It’s a cruel trick, and it’s one I’ve experienced many times – surrendering pieces of my confidence over and over again. I would slink home, sit on the couch, and analyze every life choice I had ever made, wondering what led me to be such a screw-up. To be honest, I’m doing it right now – it’s what prompted me to start this blog, to consider a new path (I’m not even sure the Empire ever had an army this big). My confidence is currently being held together with a couple pieces of old tape and sheer force of will. Why? I know my worth; I can recite all of my best qualities, all of the positive things I bring to the table, and I have a hefty list of accomplishments. I have a list of people reminding me on a daily basis of my talents, reassuring me that I can do anything I set my mind to. So why am I trying to hold my shaky confidence together with fraying string?

Because an invisible army said I was wrong.

It looks ridiculous when it’s written out, but that’s exactly how much power that invisible army HAS. It’s a throw-back to elementary school when kids told you no one liked you on the entire playground, and you spent recess sitting on a corner of the blacktop making patterns with the rocks. It’s a reminder of asking a guy to senior prom and hearing him proclaim, loudly, that no one was stupid enough to go with someone as ugly as you. “No one” and “everyone” are hulking beasts with fists and mallets that hammer away at your self-confidence, and every blow leaves a bruise on your psyche. People use those words because of the power they convey, because they know you’ll cave when you hear them. If they can break your confidence, they win. They win, and you’re sitting at home analyzing every choice you’ve ever made in your life.
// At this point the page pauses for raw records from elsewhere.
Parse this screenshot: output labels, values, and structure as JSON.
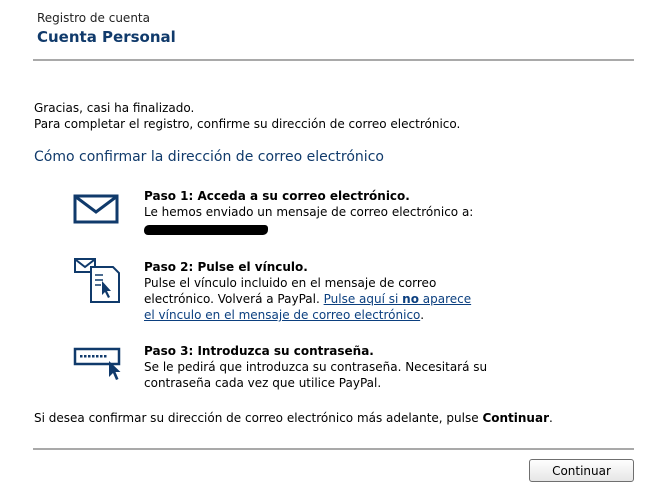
{
  "header": {
    "subtitle": "Registro de cuenta",
    "title": "Cuenta Personal"
  },
  "intro": {
    "line1": "Gracias, casi ha finalizado.",
    "line2": "Para completar el registro, confirme su dirección de correo electrónico."
  },
  "section_heading": "Cómo confirmar la dirección de correo electrónico",
  "steps": [
    {
      "icon": "envelope-icon",
      "title": "Paso 1: Acceda a su correo electrónico.",
      "text": "Le hemos enviado un mensaje de correo electrónico a:"
    },
    {
      "icon": "email-document-cursor-icon",
      "title": "Paso 2: Pulse el vínculo.",
      "text_line1": "Pulse el vínculo incluido en el mensaje de correo",
      "text_line2": "electrónico. Volverá a PayPal.",
      "link_part1": "Pulse aquí si ",
      "link_bold": "no",
      "link_part2": " aparece",
      "link_line2": "el vínculo en el mensaje de correo electrónico",
      "trailing": "."
    },
    {
      "icon": "password-field-cursor-icon",
      "title": "Paso 3: Introduzca su contraseña.",
      "text_line1": "Se le pedirá que introduzca su contraseña. Necesitará su",
      "text_line2": "contraseña cada vez que utilice PayPal."
    }
  ],
  "footer_note": {
    "text": "Si desea confirmar su dirección de correo electrónico más adelante, pulse ",
    "bold": "Continuar",
    "trailing": "."
  },
  "continue_button": "Continuar",
  "colors": {
    "heading_blue": "#103a6b",
    "link_blue": "#0b3f7f",
    "rule_gray": "#a9a9a9"
  }
}
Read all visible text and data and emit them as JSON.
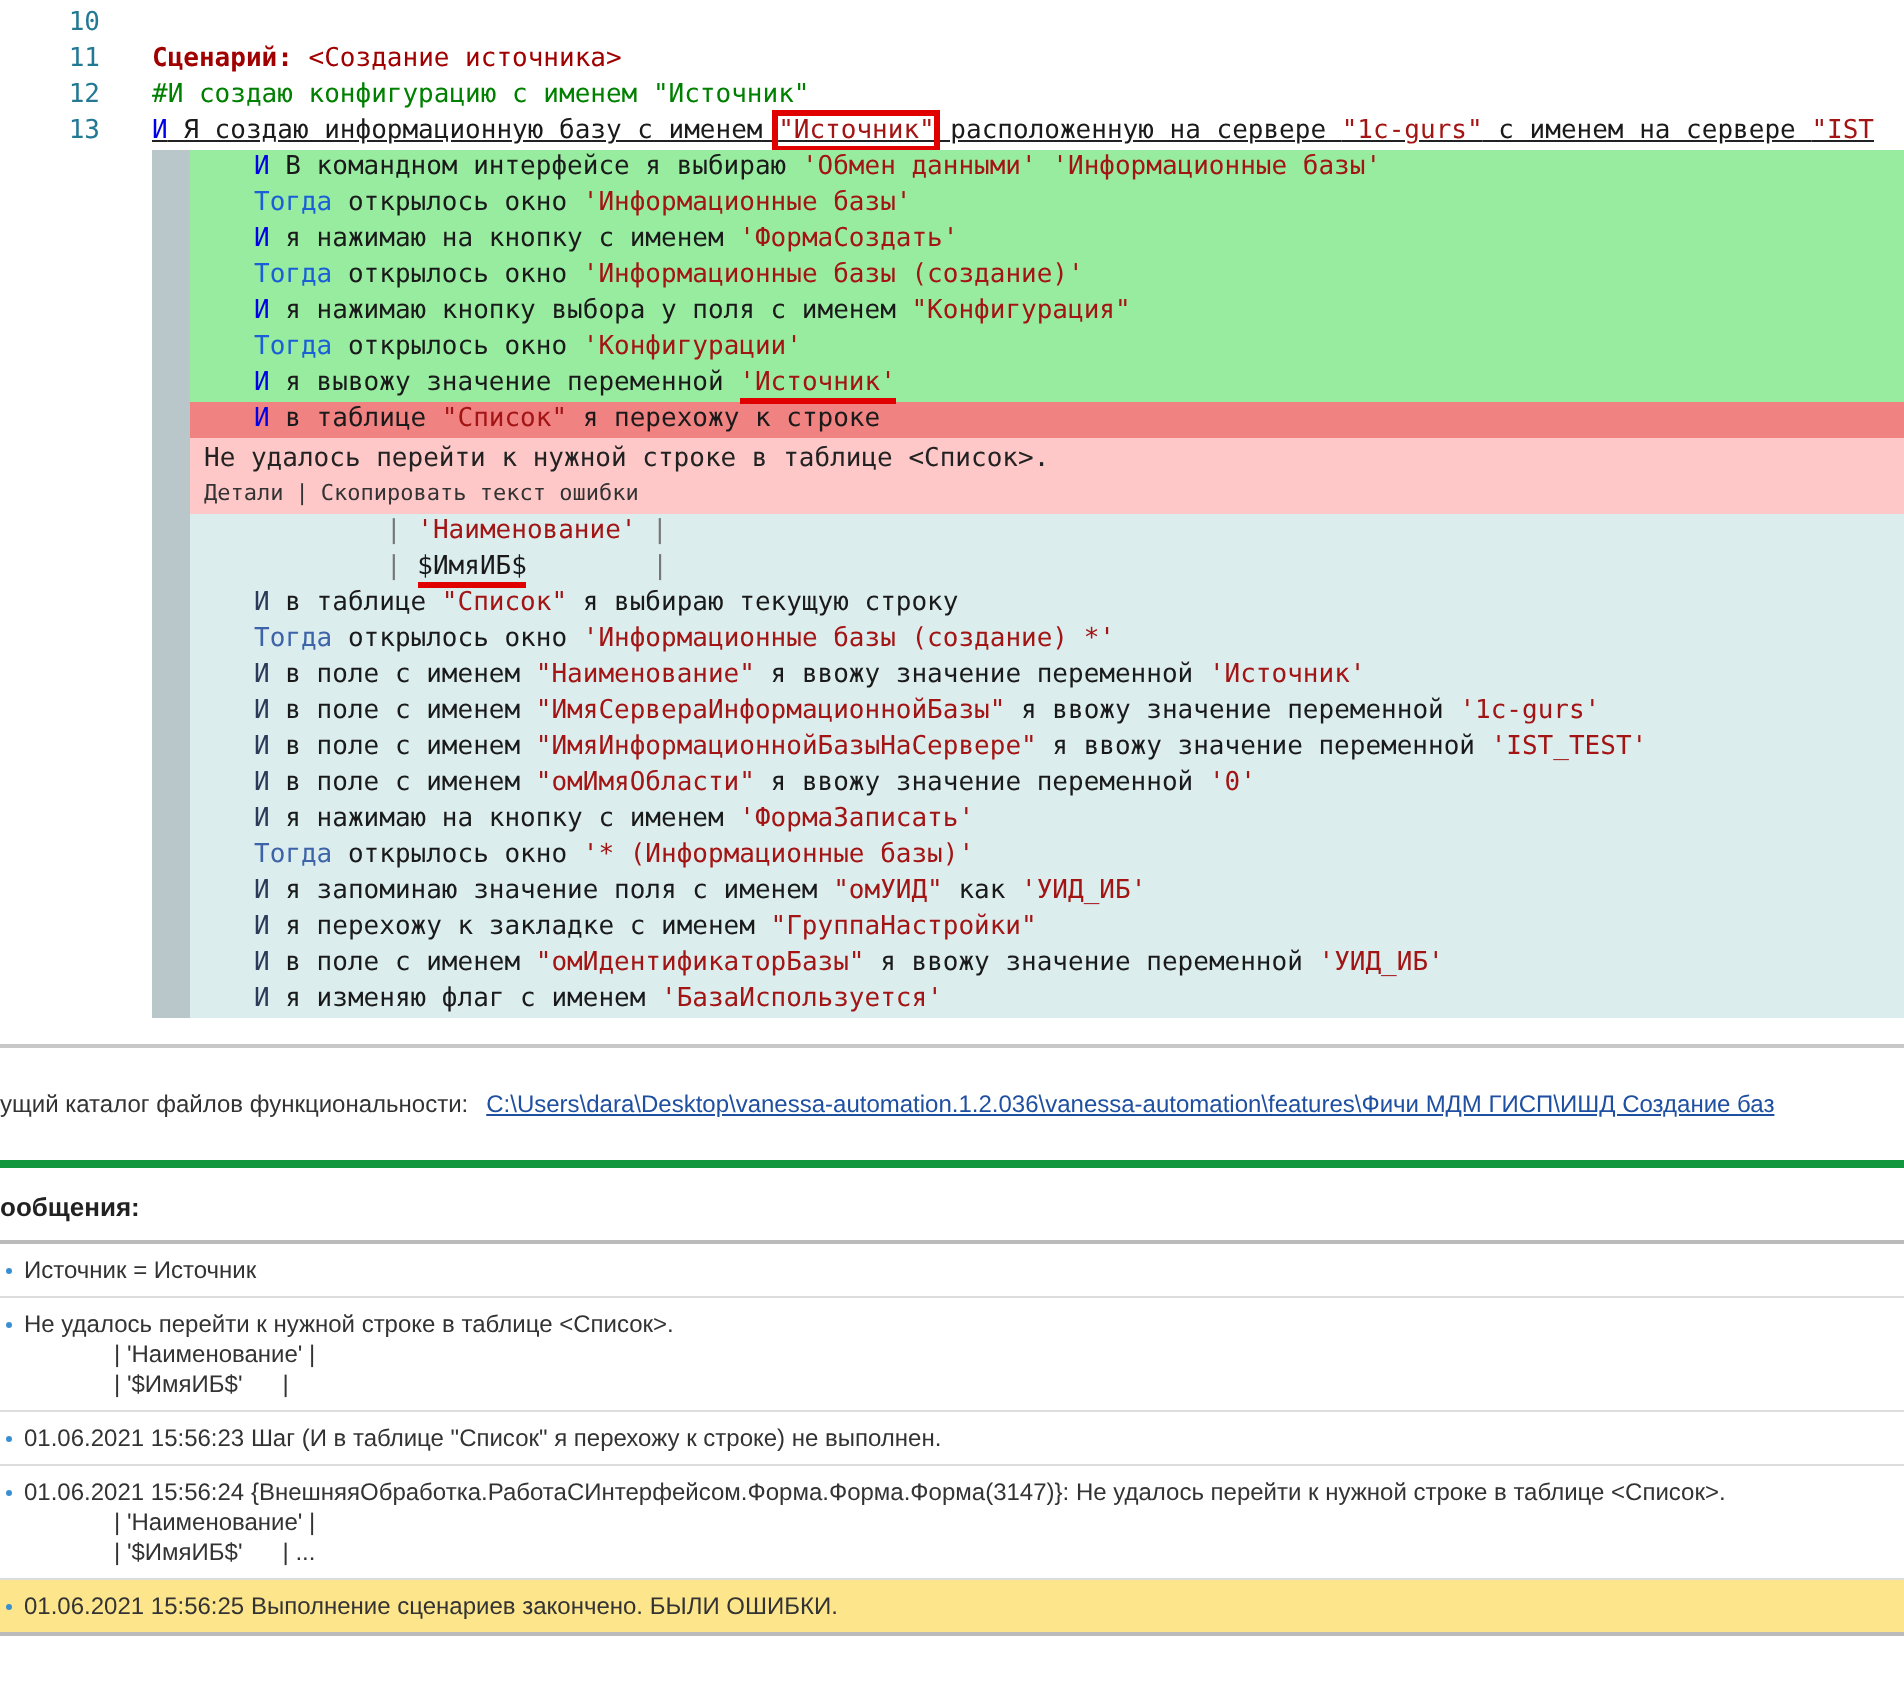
{
  "editor": {
    "lines": [
      {
        "number": "10"
      },
      {
        "number": "11",
        "segments": [
          {
            "kind": "heading",
            "text": "Сценарий:"
          },
          {
            "kind": "title",
            "text": " <Создание источника>"
          }
        ]
      },
      {
        "number": "12",
        "segments": [
          {
            "kind": "comment",
            "text": "#И создаю конфигурацию с именем \"Источник\""
          }
        ]
      },
      {
        "number": "13",
        "underline": true,
        "segments": [
          {
            "kind": "keyword",
            "text": "И"
          },
          {
            "kind": "text",
            "text": " Я создаю информационную базу с именем "
          },
          {
            "kind": "string",
            "text": "\"Источник\"",
            "boxed": true
          },
          {
            "kind": "text",
            "text": " расположенную на сервере "
          },
          {
            "kind": "string",
            "text": "\"1c-gurs\""
          },
          {
            "kind": "text",
            "text": " с именем на сервере "
          },
          {
            "kind": "string",
            "text": "\"IST"
          }
        ]
      }
    ],
    "steps": [
      {
        "kind": "passed",
        "segments": [
          {
            "kind": "keyword",
            "text": "И"
          },
          {
            "kind": "text",
            "text": " В командном интерфейсе я выбираю "
          },
          {
            "kind": "string",
            "text": "'Обмен данными' 'Информационные базы'"
          }
        ]
      },
      {
        "kind": "passed",
        "segments": [
          {
            "kind": "then",
            "text": "Тогда"
          },
          {
            "kind": "text",
            "text": " открылось окно "
          },
          {
            "kind": "string",
            "text": "'Информационные базы'"
          }
        ]
      },
      {
        "kind": "passed",
        "segments": [
          {
            "kind": "keyword",
            "text": "И"
          },
          {
            "kind": "text",
            "text": " я нажимаю на кнопку с именем "
          },
          {
            "kind": "string",
            "text": "'ФормаСоздать'"
          }
        ]
      },
      {
        "kind": "passed",
        "segments": [
          {
            "kind": "then",
            "text": "Тогда"
          },
          {
            "kind": "text",
            "text": " открылось окно "
          },
          {
            "kind": "string",
            "text": "'Информационные базы (создание)'"
          }
        ]
      },
      {
        "kind": "passed",
        "segments": [
          {
            "kind": "keyword",
            "text": "И"
          },
          {
            "kind": "text",
            "text": " я нажимаю кнопку выбора у поля с именем "
          },
          {
            "kind": "string",
            "text": "\"Конфигурация\""
          }
        ]
      },
      {
        "kind": "passed",
        "segments": [
          {
            "kind": "then",
            "text": "Тогда"
          },
          {
            "kind": "text",
            "text": " открылось окно "
          },
          {
            "kind": "string",
            "text": "'Конфигурации'"
          }
        ]
      },
      {
        "kind": "passed",
        "segments": [
          {
            "kind": "keyword",
            "text": "И"
          },
          {
            "kind": "text",
            "text": " я вывожу значение переменной "
          },
          {
            "kind": "string",
            "text": "'Источник'",
            "underlined": true
          }
        ]
      },
      {
        "kind": "failed",
        "segments": [
          {
            "kind": "keyword",
            "text": "И"
          },
          {
            "kind": "text",
            "text": " в таблице "
          },
          {
            "kind": "string",
            "text": "\"Список\""
          },
          {
            "kind": "text",
            "text": " я перехожу к строке"
          }
        ]
      },
      {
        "kind": "error",
        "message": "Не удалось перейти к нужной строке в таблице <Список>.",
        "links": [
          "Детали",
          "Скопировать текст ошибки"
        ],
        "separator": "|"
      },
      {
        "kind": "table_row",
        "segments": [
          {
            "kind": "pipe",
            "text": "| "
          },
          {
            "kind": "string",
            "text": "'Наименование'"
          },
          {
            "kind": "pipe",
            "text": " |"
          }
        ]
      },
      {
        "kind": "table_row",
        "segments": [
          {
            "kind": "pipe",
            "text": "| "
          },
          {
            "kind": "text",
            "text": "$ИмяИБ$",
            "underlined": true
          },
          {
            "kind": "pipe",
            "text": "        |"
          }
        ]
      },
      {
        "kind": "pending",
        "segments": [
          {
            "kind": "keyword",
            "text": "И"
          },
          {
            "kind": "text",
            "text": " в таблице "
          },
          {
            "kind": "string",
            "text": "\"Список\""
          },
          {
            "kind": "text",
            "text": " я выбираю текущую строку"
          }
        ]
      },
      {
        "kind": "pending",
        "segments": [
          {
            "kind": "then",
            "text": "Тогда"
          },
          {
            "kind": "text",
            "text": " открылось окно "
          },
          {
            "kind": "string",
            "text": "'Информационные базы (создание) *'"
          }
        ]
      },
      {
        "kind": "pending",
        "segments": [
          {
            "kind": "keyword",
            "text": "И"
          },
          {
            "kind": "text",
            "text": " в поле с именем "
          },
          {
            "kind": "string",
            "text": "\"Наименование\""
          },
          {
            "kind": "text",
            "text": " я ввожу значение переменной "
          },
          {
            "kind": "string",
            "text": "'Источник'"
          }
        ]
      },
      {
        "kind": "pending",
        "segments": [
          {
            "kind": "keyword",
            "text": "И"
          },
          {
            "kind": "text",
            "text": " в поле с именем "
          },
          {
            "kind": "string",
            "text": "\"ИмяСервераИнформационнойБазы\""
          },
          {
            "kind": "text",
            "text": " я ввожу значение переменной "
          },
          {
            "kind": "string",
            "text": "'1c-gurs'"
          }
        ]
      },
      {
        "kind": "pending",
        "segments": [
          {
            "kind": "keyword",
            "text": "И"
          },
          {
            "kind": "text",
            "text": " в поле с именем "
          },
          {
            "kind": "string",
            "text": "\"ИмяИнформационнойБазыНаСервере\""
          },
          {
            "kind": "text",
            "text": " я ввожу значение переменной "
          },
          {
            "kind": "string",
            "text": "'IST_TEST'"
          }
        ]
      },
      {
        "kind": "pending",
        "segments": [
          {
            "kind": "keyword",
            "text": "И"
          },
          {
            "kind": "text",
            "text": " в поле с именем "
          },
          {
            "kind": "string",
            "text": "\"омИмяОбласти\""
          },
          {
            "kind": "text",
            "text": " я ввожу значение переменной "
          },
          {
            "kind": "string",
            "text": "'0'"
          }
        ]
      },
      {
        "kind": "pending",
        "segments": [
          {
            "kind": "keyword",
            "text": "И"
          },
          {
            "kind": "text",
            "text": " я нажимаю на кнопку с именем "
          },
          {
            "kind": "string",
            "text": "'ФормаЗаписать'"
          }
        ]
      },
      {
        "kind": "pending",
        "segments": [
          {
            "kind": "then",
            "text": "Тогда"
          },
          {
            "kind": "text",
            "text": " открылось окно "
          },
          {
            "kind": "string",
            "text": "'* (Информационные базы)'"
          }
        ]
      },
      {
        "kind": "pending",
        "segments": [
          {
            "kind": "keyword",
            "text": "И"
          },
          {
            "kind": "text",
            "text": " я запоминаю значение поля с именем "
          },
          {
            "kind": "string",
            "text": "\"омУИД\""
          },
          {
            "kind": "text",
            "text": " как "
          },
          {
            "kind": "string",
            "text": "'УИД_ИБ'"
          }
        ]
      },
      {
        "kind": "pending",
        "segments": [
          {
            "kind": "keyword",
            "text": "И"
          },
          {
            "kind": "text",
            "text": " я перехожу к закладке с именем "
          },
          {
            "kind": "string",
            "text": "\"ГруппаНастройки\""
          }
        ]
      },
      {
        "kind": "pending",
        "segments": [
          {
            "kind": "keyword",
            "text": "И"
          },
          {
            "kind": "text",
            "text": " в поле с именем "
          },
          {
            "kind": "string",
            "text": "\"омИдентификаторБазы\""
          },
          {
            "kind": "text",
            "text": " я ввожу значение переменной "
          },
          {
            "kind": "string",
            "text": "'УИД_ИБ'"
          }
        ]
      },
      {
        "kind": "pending",
        "segments": [
          {
            "kind": "keyword",
            "text": "И"
          },
          {
            "kind": "text",
            "text": " я изменяю флаг с именем "
          },
          {
            "kind": "string",
            "text": "'БазаИспользуется'"
          }
        ]
      }
    ]
  },
  "path": {
    "label": "ущий каталог файлов функциональности:",
    "link": "C:\\Users\\dara\\Desktop\\vanessa-automation.1.2.036\\vanessa-automation\\features\\Фичи МДМ ГИСП\\ИШД Создание баз"
  },
  "messages": {
    "title": "ообщения:",
    "items": [
      {
        "highlighted": false,
        "lines": [
          "Источник = Источник"
        ]
      },
      {
        "highlighted": false,
        "lines": [
          "Не удалось перейти к нужной строке в таблице <Список>.",
          "| 'Наименование' |",
          "| '$ИмяИБ$'      |"
        ]
      },
      {
        "highlighted": false,
        "lines": [
          "01.06.2021 15:56:23 Шаг (И в таблице \"Список\" я перехожу к строке) не выполнен."
        ]
      },
      {
        "highlighted": false,
        "lines": [
          "01.06.2021 15:56:24 {ВнешняяОбработка.РаботаСИнтерфейсом.Форма.Форма.Форма(3147)}: Не удалось перейти к нужной строке в таблице <Список>.",
          "| 'Наименование' |",
          "| '$ИмяИБ$'      | ..."
        ]
      },
      {
        "highlighted": true,
        "lines": [
          "01.06.2021 15:56:25 Выполнение сценариев закончено. БЫЛИ ОШИБКИ."
        ]
      }
    ]
  }
}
And it has to STOP.

So now I’m sitting here, wondering why I let those people do that to me. Why did I surrender my confidence to bullies? Why did I compromise a part of who I was because I was afraid of an invisible army? How many people were REALLY in that army? What were their strengths? Their stats? Their ranks? Was there even an army at all or was it a foil to “keep me in line?” I wasn’t brave enough to ask the questions, to plant my feet and show some of that spine. Which is how I ended up here, looking at a fissured self-confidence and hoping I have enough glue and staples to repair it.